▶ ACTIVITY: Please state how many lines below include the word "screenshot"; the reply should be the number only.
········
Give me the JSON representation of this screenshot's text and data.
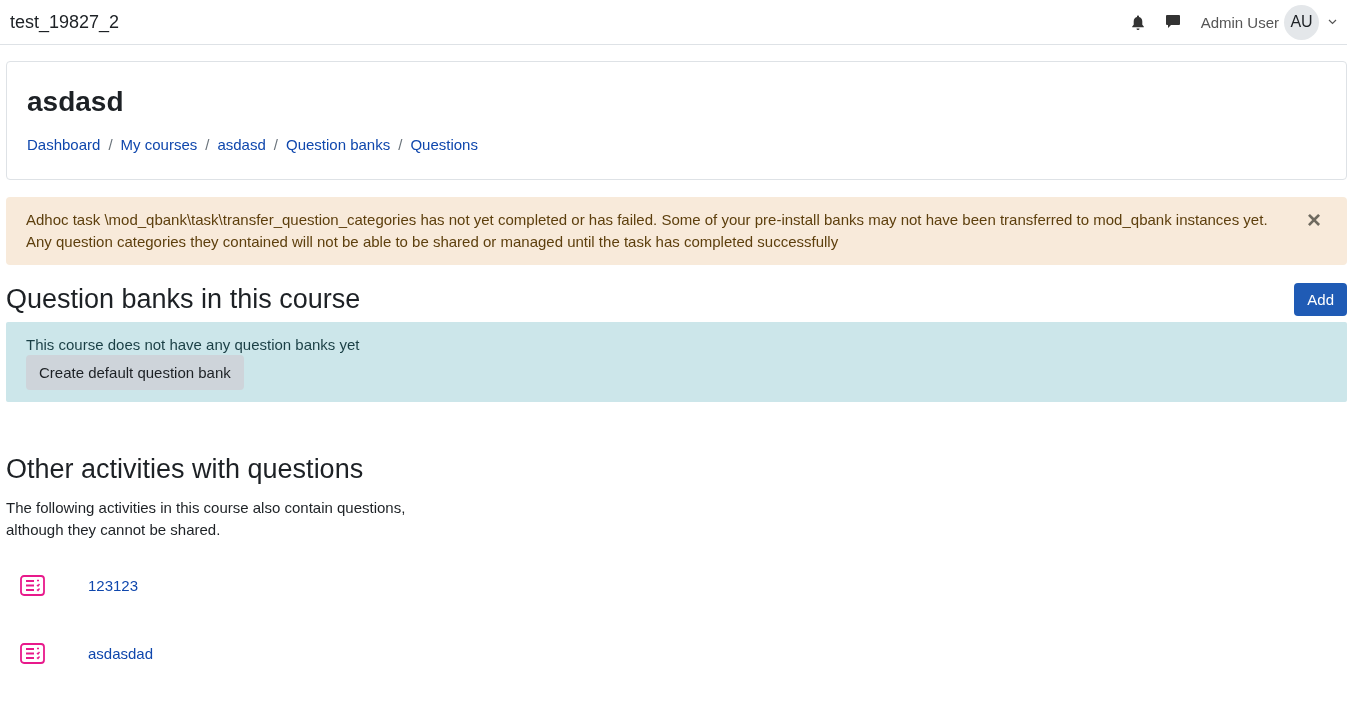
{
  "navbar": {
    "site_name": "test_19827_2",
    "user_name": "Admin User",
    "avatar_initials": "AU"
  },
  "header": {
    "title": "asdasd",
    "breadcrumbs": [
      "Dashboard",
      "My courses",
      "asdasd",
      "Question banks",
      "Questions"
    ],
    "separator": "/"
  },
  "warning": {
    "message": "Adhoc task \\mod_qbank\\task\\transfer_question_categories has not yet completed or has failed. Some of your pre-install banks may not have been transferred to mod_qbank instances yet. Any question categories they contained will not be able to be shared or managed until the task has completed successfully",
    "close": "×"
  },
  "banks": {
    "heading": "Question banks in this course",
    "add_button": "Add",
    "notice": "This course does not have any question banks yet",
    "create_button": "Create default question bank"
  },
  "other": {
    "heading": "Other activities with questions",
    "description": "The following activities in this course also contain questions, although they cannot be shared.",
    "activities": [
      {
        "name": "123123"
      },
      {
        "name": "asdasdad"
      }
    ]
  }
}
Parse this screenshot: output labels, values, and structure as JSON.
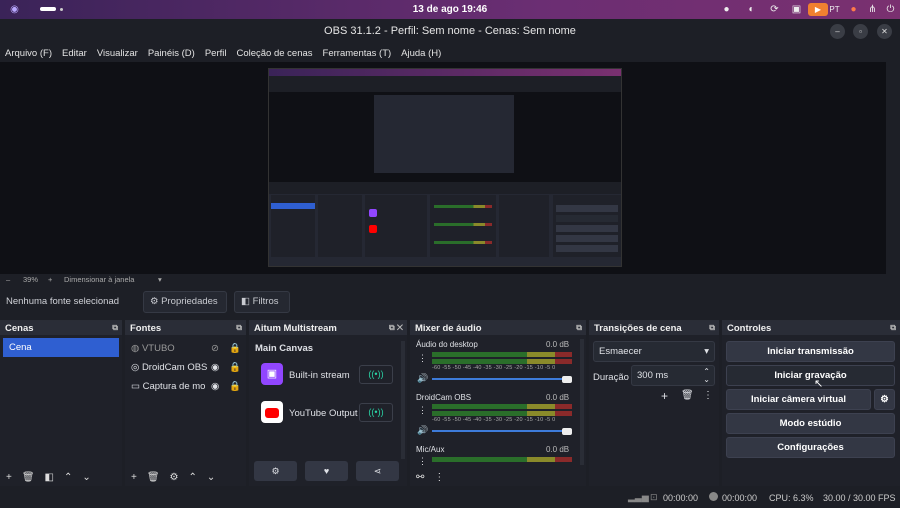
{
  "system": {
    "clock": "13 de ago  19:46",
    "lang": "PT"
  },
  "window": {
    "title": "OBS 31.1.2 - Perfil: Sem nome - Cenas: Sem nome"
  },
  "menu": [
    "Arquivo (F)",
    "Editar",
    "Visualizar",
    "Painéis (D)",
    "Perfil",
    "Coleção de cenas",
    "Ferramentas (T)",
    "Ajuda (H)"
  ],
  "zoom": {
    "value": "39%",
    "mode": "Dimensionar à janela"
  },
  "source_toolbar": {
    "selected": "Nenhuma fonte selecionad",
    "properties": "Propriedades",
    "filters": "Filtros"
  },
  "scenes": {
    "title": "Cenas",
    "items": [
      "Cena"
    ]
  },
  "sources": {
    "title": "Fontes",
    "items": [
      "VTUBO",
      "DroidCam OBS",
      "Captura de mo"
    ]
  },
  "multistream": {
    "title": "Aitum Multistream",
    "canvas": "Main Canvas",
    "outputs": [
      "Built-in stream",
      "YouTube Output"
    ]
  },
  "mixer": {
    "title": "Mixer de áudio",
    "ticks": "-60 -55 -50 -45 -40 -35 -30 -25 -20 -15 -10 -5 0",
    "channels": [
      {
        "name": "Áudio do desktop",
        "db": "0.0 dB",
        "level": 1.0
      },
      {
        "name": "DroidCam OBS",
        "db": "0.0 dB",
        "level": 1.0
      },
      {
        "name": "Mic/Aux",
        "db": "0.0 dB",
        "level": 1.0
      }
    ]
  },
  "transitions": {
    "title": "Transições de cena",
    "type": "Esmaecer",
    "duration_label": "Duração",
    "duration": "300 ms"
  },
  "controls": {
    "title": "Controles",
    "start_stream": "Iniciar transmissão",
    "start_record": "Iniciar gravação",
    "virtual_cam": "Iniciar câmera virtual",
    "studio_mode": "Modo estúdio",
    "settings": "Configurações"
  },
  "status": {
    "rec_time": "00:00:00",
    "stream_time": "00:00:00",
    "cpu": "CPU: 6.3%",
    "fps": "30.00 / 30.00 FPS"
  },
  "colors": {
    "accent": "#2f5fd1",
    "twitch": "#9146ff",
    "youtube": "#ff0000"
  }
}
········
▶ YOUR RESPONSE: 2